In hydraulic systems, lubricants can sometimes be mixed. Whether done accidentally or not, there are consequences to mixing lubricants. Even mixing the same kind of lubricants can place a system at risk if those lubricants have different viscosities.
How Damage Can Occur
When two lubricants of the same type but differing viscosities are mixed, the lubricant inside the system will be affected. However, to what end it will be affected depends on the amount of each lubricant used as well as the viscosity of each.
Film Thickness Determines Viscosity
The film in any lubricant has one job: to provide separation in a system’s bearings, specifically between the bearing’s stationary and rolling components. Many factors influence the level of thickness needed by a system. These include fluid viscosity, how much load the shaft must bear and how fast the bearing rotates.
If the two mixed fluids do not provide enough in the way of final viscosity, the final thickness of the fluid will be insufficient to provide the separation needed for the components inside the bearing. Left to continue, this inadequate viscosity and separation will lead to failure which may be catastrophic to the system, requiring complete shut down and/or replacement.

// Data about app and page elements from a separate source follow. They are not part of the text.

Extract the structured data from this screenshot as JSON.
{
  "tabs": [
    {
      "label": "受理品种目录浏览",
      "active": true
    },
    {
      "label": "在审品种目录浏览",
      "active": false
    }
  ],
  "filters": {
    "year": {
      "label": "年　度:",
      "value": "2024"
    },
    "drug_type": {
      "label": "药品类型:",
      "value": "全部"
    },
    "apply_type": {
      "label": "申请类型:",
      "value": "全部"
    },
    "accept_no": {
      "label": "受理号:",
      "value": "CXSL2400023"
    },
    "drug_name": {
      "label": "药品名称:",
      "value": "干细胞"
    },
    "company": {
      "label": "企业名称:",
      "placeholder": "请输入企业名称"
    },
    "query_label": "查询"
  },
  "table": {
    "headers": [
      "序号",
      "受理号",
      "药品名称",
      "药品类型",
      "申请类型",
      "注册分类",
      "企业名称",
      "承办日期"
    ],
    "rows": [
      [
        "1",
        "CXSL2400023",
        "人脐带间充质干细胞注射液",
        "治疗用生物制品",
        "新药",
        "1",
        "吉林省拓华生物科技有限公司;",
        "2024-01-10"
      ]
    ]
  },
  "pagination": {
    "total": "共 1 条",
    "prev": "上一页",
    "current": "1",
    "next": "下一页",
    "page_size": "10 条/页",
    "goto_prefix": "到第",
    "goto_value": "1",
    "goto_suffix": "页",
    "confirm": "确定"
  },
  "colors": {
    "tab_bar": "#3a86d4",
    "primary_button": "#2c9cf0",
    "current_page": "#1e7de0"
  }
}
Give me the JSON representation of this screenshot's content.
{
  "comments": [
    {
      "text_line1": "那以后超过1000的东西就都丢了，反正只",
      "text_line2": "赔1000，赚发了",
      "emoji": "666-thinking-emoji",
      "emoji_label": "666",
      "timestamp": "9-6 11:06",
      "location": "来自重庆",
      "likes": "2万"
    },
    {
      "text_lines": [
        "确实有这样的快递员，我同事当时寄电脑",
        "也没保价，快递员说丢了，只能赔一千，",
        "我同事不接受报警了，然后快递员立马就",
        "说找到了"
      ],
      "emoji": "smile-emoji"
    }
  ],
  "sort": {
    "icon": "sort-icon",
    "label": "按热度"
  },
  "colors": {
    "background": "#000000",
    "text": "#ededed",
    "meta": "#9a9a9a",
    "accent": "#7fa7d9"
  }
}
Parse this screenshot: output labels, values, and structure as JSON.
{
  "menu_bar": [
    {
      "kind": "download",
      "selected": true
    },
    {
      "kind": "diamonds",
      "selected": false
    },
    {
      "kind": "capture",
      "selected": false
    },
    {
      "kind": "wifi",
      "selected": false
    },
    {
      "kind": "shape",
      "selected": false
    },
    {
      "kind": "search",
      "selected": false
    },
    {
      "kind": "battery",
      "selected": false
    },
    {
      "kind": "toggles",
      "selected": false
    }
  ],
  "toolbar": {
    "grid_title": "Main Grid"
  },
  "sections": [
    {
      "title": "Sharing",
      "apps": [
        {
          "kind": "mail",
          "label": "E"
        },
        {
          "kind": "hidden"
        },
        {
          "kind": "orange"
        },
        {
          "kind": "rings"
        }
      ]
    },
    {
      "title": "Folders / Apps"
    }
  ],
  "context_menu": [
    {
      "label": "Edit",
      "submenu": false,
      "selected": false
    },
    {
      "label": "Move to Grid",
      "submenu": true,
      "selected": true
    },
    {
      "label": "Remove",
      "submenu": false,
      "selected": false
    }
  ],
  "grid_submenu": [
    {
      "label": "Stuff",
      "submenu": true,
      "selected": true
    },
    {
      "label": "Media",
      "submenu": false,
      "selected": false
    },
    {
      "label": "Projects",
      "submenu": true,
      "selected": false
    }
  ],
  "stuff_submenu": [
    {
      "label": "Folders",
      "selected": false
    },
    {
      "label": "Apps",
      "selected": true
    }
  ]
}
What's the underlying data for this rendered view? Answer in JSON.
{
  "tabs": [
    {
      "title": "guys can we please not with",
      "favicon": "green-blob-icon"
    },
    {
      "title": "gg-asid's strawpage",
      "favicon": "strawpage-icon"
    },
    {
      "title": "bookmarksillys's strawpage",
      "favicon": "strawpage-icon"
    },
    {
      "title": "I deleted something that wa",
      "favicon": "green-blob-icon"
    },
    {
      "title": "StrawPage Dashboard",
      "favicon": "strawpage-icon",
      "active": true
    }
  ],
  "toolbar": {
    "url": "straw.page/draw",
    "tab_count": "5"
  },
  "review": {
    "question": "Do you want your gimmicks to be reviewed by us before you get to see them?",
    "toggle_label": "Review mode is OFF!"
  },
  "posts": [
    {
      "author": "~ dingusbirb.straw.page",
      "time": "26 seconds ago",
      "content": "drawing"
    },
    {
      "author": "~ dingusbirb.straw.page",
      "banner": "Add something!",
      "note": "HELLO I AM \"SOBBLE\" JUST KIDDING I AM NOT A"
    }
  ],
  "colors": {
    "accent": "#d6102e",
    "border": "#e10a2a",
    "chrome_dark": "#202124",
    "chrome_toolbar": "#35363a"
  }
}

The same risks are present if the two mixed fluids provide too much final viscosity. This will result in the final thickness of the fluid being too high, and therefore providing too much separation between the rolling and stationary components in the bearing. This condition will lead to more energy being needed for the hydraulic system to function, and more heat being generated as a result of higher energy use. The effect is the same on bearing components as it would be if a person were running through water; it would become more difficult to run through it as the viscosity increased.
There are many different kinds of lubricants on the market. The reason for this is that each type has its own set of properties, formulated specifically so that the fluid can be used in certain types of machine. There are many formulations, but the most common are those with Extreme Pressure (EP) additives, and those with Anti-Wear (AW) additives.
Extreme Pressure Additives
Some lubricants, such as gear oil, often contain EP additives with a sulphur-phosphorous formulation. This formulation can be used in virtually any gear configuration except for the worm gear variety. This is because the material used as part of the worm gear is constructed of bronze or brass, which can be left vulnerable to the formulation of sulphur and phosphorous due to lengthy contact with the gear teeth, which generates intense pressure and heat. When this happens, corrosion is the result.
The anti-wear additives in many kinds of hydraulic fluids do not contain the powerful chemicals of their EP counterparts. Although this will not corrode internal components, seals, or O-rings, it does not offer the level of component protection that EP additives do. This is of particular concern if using hydraulic oils which tend to be far lower in viscosity than most oil used for gears.
Mixing Grease and Oil Can Result in Disaster
The dangers of mixing oil and grease are very real. In order to understand why, the way in which grease oil is manufactured must be considered. Usually, the first step in grease oil manufacturing is to first make the thickener, and then add oil until the target grade has been reached.
Should oil be added to grease, the ratio between the thickener and base oil will change. This will result in a grade with lower consistency, but when combined with all of the other factors like viscosity, can cause very serious issues within a system.
Although it may seem easier to mix lubricants, the best thing to do is ensure the same lubricant is always being used in a system, or that the system is flushed so that a new type of lubricant can be used.